In conclusion, although partnering with influencers may help companies gain trust and reach an intended audience, the influencer must be relevant to the campaign. Featuring Kendall Jenner, a white female born into a privileged family who promotes fashion brands rather an activism on her social media channels, as a face of the campaign promoting justice and peace fueled the publics’ dissatisfaction. Kendall Jenner was not credible or trustworthy to promote the narrative the campaign was allegedly trying to convey.
Clardy, A. (2012). Organizational reputation: Issues in conceptualization and measurement. Corporate Reputation Review, 15(4), 85–303.
Freberg, K., Graham, K., McGaughey, L., & Freberg, L. (2011). Who are the social media influencers? A study of public perceptions of personality. Public Relations Review, 34(1), 90–92.
Grunig, J. E. (2006). Furnishing the edifice: Ongoing research on public relations as a strategic management function. Journal of Public Relations Research, 18(2), 151–176.

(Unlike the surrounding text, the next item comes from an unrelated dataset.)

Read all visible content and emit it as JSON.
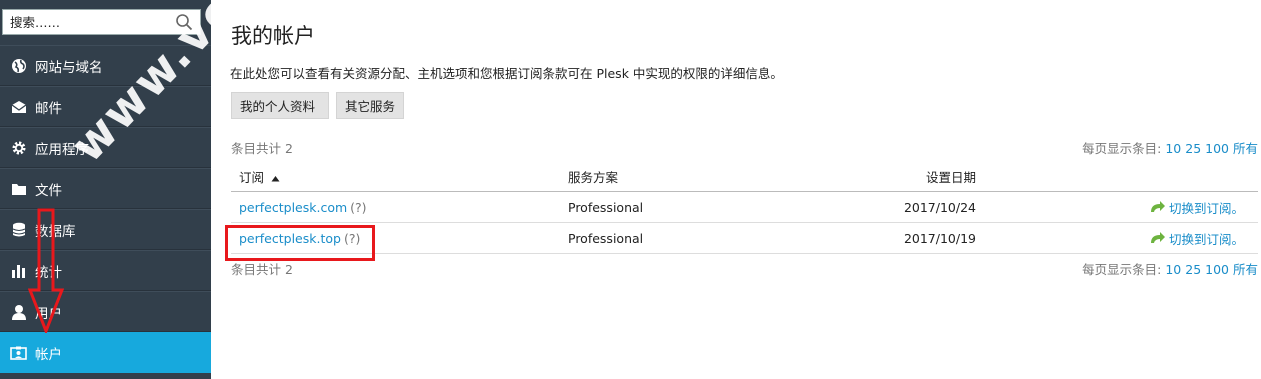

Ryu, E. A. & Han, E. (2021). Social media influencer’s reputation: Developing and validating multidimensional scale. Sustainability, 13(2), 1–18.